TOKYO (Nikkei)–Now that a law introducing feed-in tariffs for solar power has passed in the Diet, Japanese manufacturers of solar panels are working on a product certification system to ensure product quality.
The current system offers buyers little reassurance with regard to durability, which is a crucial factor in determining the cost effectiveness of solar power systems.
Makers of such systems stress their warrantees, which range from 10 to 25 years, in their sales pitches. But there is no consensus among manufacturers on the life span of solar panels. Some say they will work for 20 years, while others claim they can last more than 30 years. The industry is concerned about the conflicting information because establishing the durability of solar panels is key to its efforts to expand solar power.
Under the feed-in tariff law, utilities are required to buy electricity from solar power at above-market prices. That, and the length of time solar systems can keep the juice flowing, determine how much income owners can expect to receive.
The longer the better
Some manufacturers say solar power systems have a useful lifespan of more than 30 years. Solar cells made by Sharp Corp. (6753) and installed at the lighthouse on Ogamishima Island in Nagasaki Prefecture have shown remarkable longevity. The original cell modules installed at the lighthouse in 1966 were replaced with new ones in 1978 due to specification changes. The new modules kept working for 31 years, until they were replaced in 2009 due to additional changes in the specs, the company said.
Because solar cells have no moving parts, they have a low failure rate. How long solar systems function depends mainly on good maintenance of ancillary equipment such as the converters that change the direct current generated by solar cell modules into the alternating current that households use. Such converters last about 10 years.
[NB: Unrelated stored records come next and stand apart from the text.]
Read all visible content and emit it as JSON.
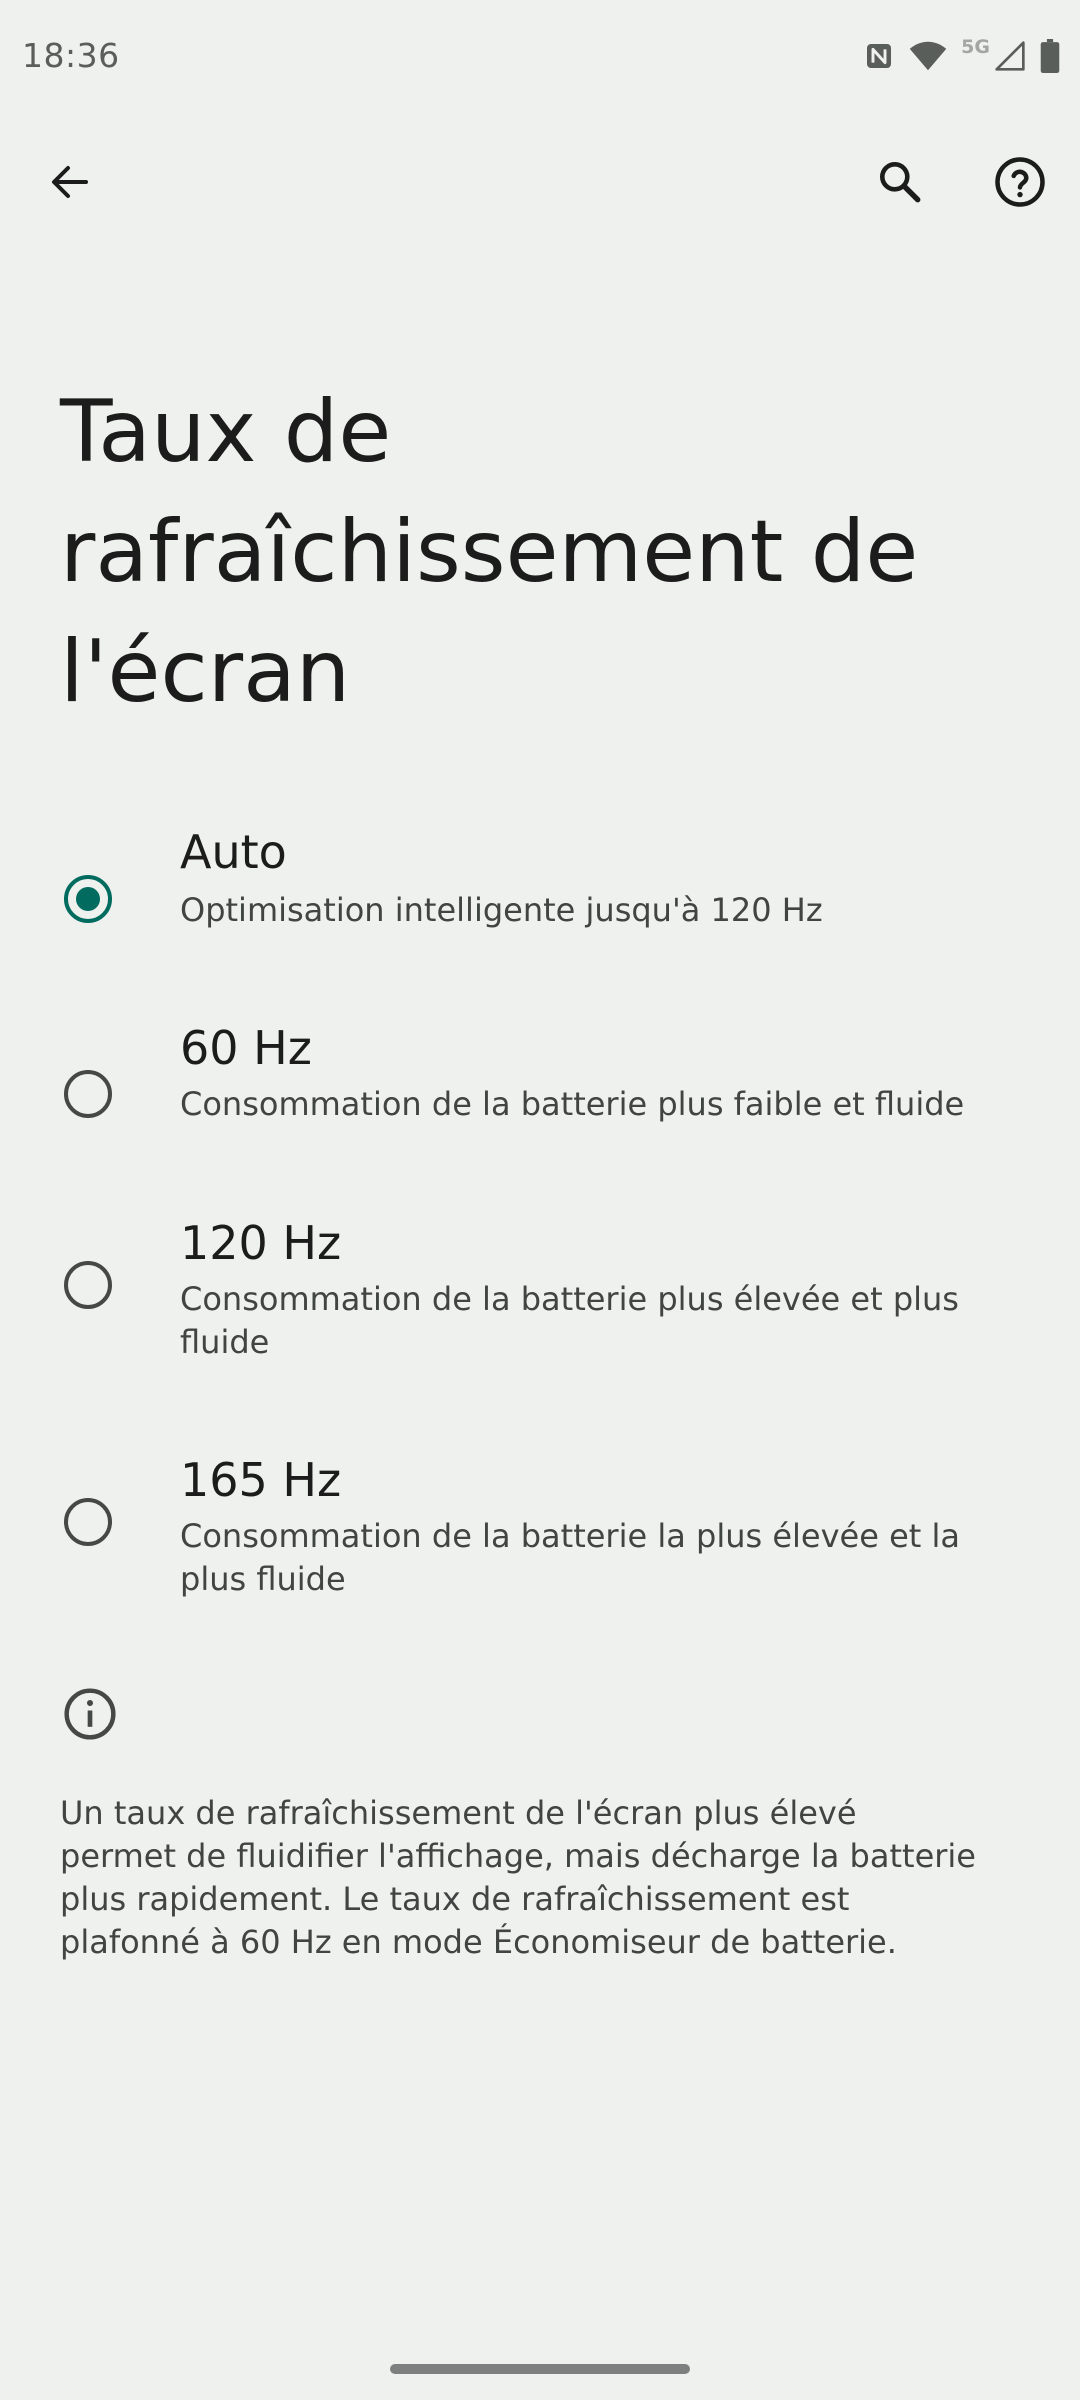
{
  "status_bar": {
    "time": "18:36",
    "network_label": "5G",
    "icons": [
      "nfc-icon",
      "wifi-icon",
      "signal-icon",
      "battery-icon"
    ]
  },
  "toolbar": {
    "back_icon": "arrow-back-icon",
    "search_icon": "search-icon",
    "help_icon": "help-circle-icon"
  },
  "page": {
    "title": "Taux de rafraîchissement de l'écran"
  },
  "options": [
    {
      "title": "Auto",
      "summary": "Optimisation intelligente jusqu'à 120 Hz",
      "selected": true
    },
    {
      "title": "60 Hz",
      "summary": "Consommation de la batterie plus faible et fluide",
      "selected": false
    },
    {
      "title": "120 Hz",
      "summary": "Consommation de la batterie plus élevée et plus fluide",
      "selected": false
    },
    {
      "title": "165 Hz",
      "summary": "Consommation de la batterie la plus élevée et la plus fluide",
      "selected": false
    }
  ],
  "footer": {
    "icon": "info-icon",
    "text": "Un taux de rafraîchissement de l'écran plus élevé permet de fluidifier l'affichage, mais décharge la batterie plus rapidement. Le taux de rafraîchissement est plafonné à 60 Hz en mode Économiseur de batterie."
  },
  "colors": {
    "background": "#eff1ee",
    "accent": "#006b5e",
    "text_primary": "#1b1c1b",
    "text_secondary": "#404543"
  }
}
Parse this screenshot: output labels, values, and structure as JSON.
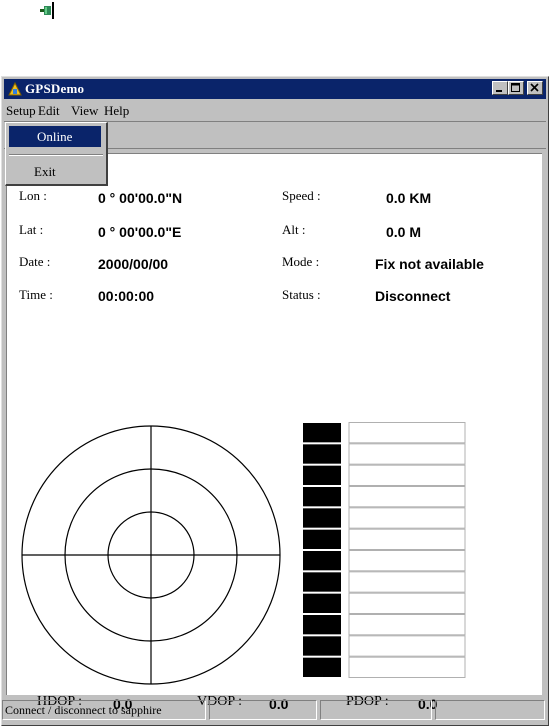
{
  "window": {
    "title": "GPSDemo"
  },
  "menu": {
    "setup": "Setup",
    "edit": "Edit",
    "view": "View",
    "help": "Help"
  },
  "setup_menu": {
    "online": "Online",
    "exit": "Exit"
  },
  "fields": {
    "lon_label": "Lon :",
    "lon_value": "0 ° 00'00.0\"N",
    "lat_label": "Lat :",
    "lat_value": "0 ° 00'00.0\"E",
    "date_label": "Date :",
    "date_value": "2000/00/00",
    "time_label": "Time :",
    "time_value": "00:00:00",
    "speed_label": "Speed :",
    "speed_value": "0.0 KM",
    "alt_label": "Alt :",
    "alt_value": "0.0 M",
    "mode_label": "Mode :",
    "mode_value": "Fix not available",
    "status_label": "Status :",
    "status_value": "Disconnect"
  },
  "dop": {
    "hdop_label": "HDOP :",
    "hdop_value": "0.0",
    "vdop_label": "VDOP :",
    "vdop_value": "0.0",
    "pdop_label": "PDOP :",
    "pdop_value": "0.0"
  },
  "satellite_bars": {
    "count": 12
  },
  "statusbar": {
    "message": "Connect / disconnect to sapphire"
  },
  "colors": {
    "titlebar": "#0a246a",
    "window_face": "#c0c0c0",
    "highlight": "#0a246a",
    "bar_fill": "#000000"
  },
  "icons": [
    "connector-icon",
    "app-icon",
    "minimize-icon",
    "maximize-icon",
    "close-icon"
  ]
}
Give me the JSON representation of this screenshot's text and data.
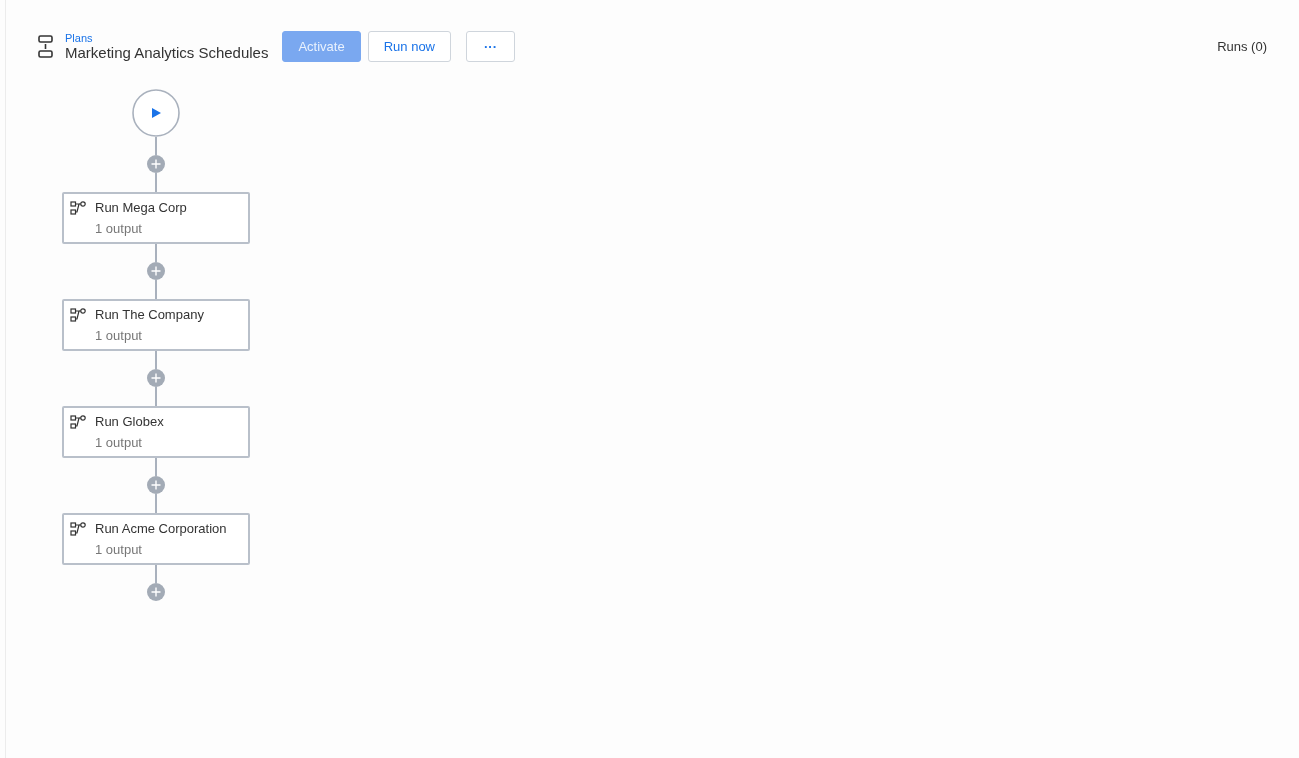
{
  "header": {
    "breadcrumb": "Plans",
    "title": "Marketing Analytics Schedules",
    "buttons": [
      {
        "label": "Activate",
        "kind": "primary",
        "disabled": true
      },
      {
        "label": "Run now",
        "kind": "secondary",
        "disabled": false
      },
      {
        "label": "···",
        "kind": "more",
        "disabled": false
      }
    ],
    "runs": "Runs (0)"
  },
  "flow": {
    "steps": [
      {
        "title": "Run Mega Corp",
        "subtitle": "1 output"
      },
      {
        "title": "Run The Company",
        "subtitle": "1 output"
      },
      {
        "title": "Run Globex",
        "subtitle": "1 output"
      },
      {
        "title": "Run Acme Corporation",
        "subtitle": "1 output"
      }
    ]
  }
}
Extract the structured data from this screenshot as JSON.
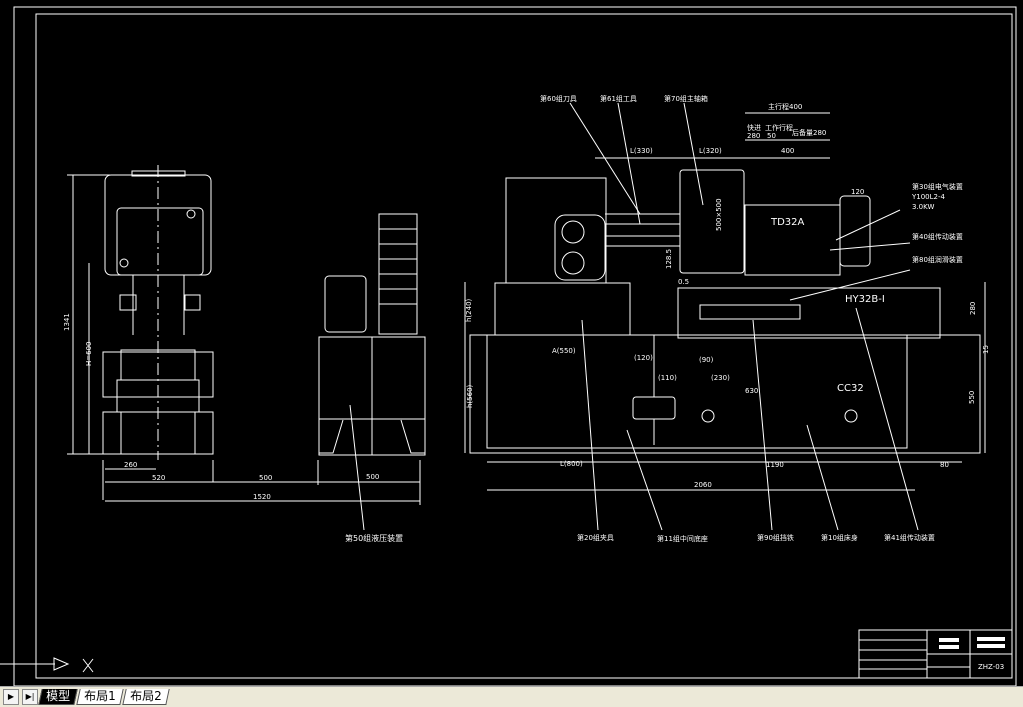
{
  "layout_tabs": [
    {
      "label": "模型",
      "active": true
    },
    {
      "label": "布局1",
      "active": false
    },
    {
      "label": "布局2",
      "active": false
    }
  ],
  "nav_icons": [
    "first-tab-icon",
    "last-tab-icon"
  ],
  "colors": {
    "background": "#000000",
    "lines": "#ffffff",
    "tabbar": "#ece9d8"
  },
  "labels": {
    "tool": "第60组刀具",
    "fixture_tool": "第61组工具",
    "spindle_box": "第70组主轴箱",
    "electrical": "第30组电气装置",
    "motor": "Y100L2-4",
    "power": "3.0KW",
    "drive40": "第40组传动装置",
    "lube": "第80组润滑装置",
    "clamp": "第20组夹具",
    "mid_base": "第11组中间底座",
    "stop": "第90组挡铁",
    "bed": "第10组床身",
    "drive41": "第41组传动装置",
    "hydraulic": "第50组液压装置"
  },
  "models": {
    "head": "TD32A",
    "slide": "HY32B-I",
    "bed": "CC32"
  },
  "dims": {
    "stroke_total": "主行程400",
    "fast_fwd": "快进",
    "fast_fwd_val": "280",
    "work_feed": "工作行程",
    "work_feed_val": "50",
    "fast_back": "后备量280",
    "l330": "L(330)",
    "l320": "L(320)",
    "d400": "400",
    "d120": "120",
    "d500_500": "500×500",
    "d128": "128.5",
    "d05": "0.5",
    "h280": "280",
    "h240": "h(240)",
    "h560": "h(560)",
    "h550": "550",
    "d15": "15",
    "a550": "A(550)",
    "d120p": "(120)",
    "d90": "(90)",
    "d110": "(110)",
    "d230": "(230)",
    "d630": "630",
    "l800": "L(800)",
    "d1190": "1190",
    "d80": "80",
    "d2060": "2060",
    "h1341": "1341",
    "h600": "H=600",
    "d260": "260",
    "d520": "520",
    "d500a": "500",
    "d500b": "500",
    "d1520": "1520"
  },
  "title_block": {
    "drawing_no": "ZHZ-03"
  }
}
Regular maintenance is vital to keep solar power systems operating. They are susceptible to problems that can prevent them from working at top efficiency, such as bird droppings and shadows from trees.
Not so bright
As sales of solar panels grow, the National Consumer Affairs Center is handling more calls from consumers complaining about poor performance of solar power systems. Many say they get less income from sales of electricity than the companies that sold the products said they would. The center received 1,161 such calls between April and Aug. 29, up 45% from the previous year. One major problem is the lack of a system to guarantee product quality over, say, 20-30 years.
The International Electrotechnical Commission has set quality standards for solar panels that stipulate the output decline must be less than 5% when operating at 85 degrees Celsius and 85% humidity for 1,000 hours. But that covers only about six weeks of use.
To tackle the problem, the Japan Photovoltaic Energy Association has begun developing a system of quality checks for long-term use of solar panels. The association hopes to have the system in place when the feed-in tariff law comes into force next July.
A reliable system to ensure that solar panels have a long life span would help solar power shed its image as a clean but costly form of energy. Michio Kondo, director of the Research Center for Photovoltaic Technologies at the National Institute of Advanced Industrial Science and Technology puts the cost of solar power generation at 27 yen per kilowatt-hour, assuming a 20-year life span, much lower than the government’s estimate of 37-46 yen. The cost would fall by half if solar panels can be made to last 40 years, Kondo said.
–Translated from an article by Nikkei staff writers Shiroki Akira and Kentaro Ogura
Filed under: 5.Climate Change & Carbon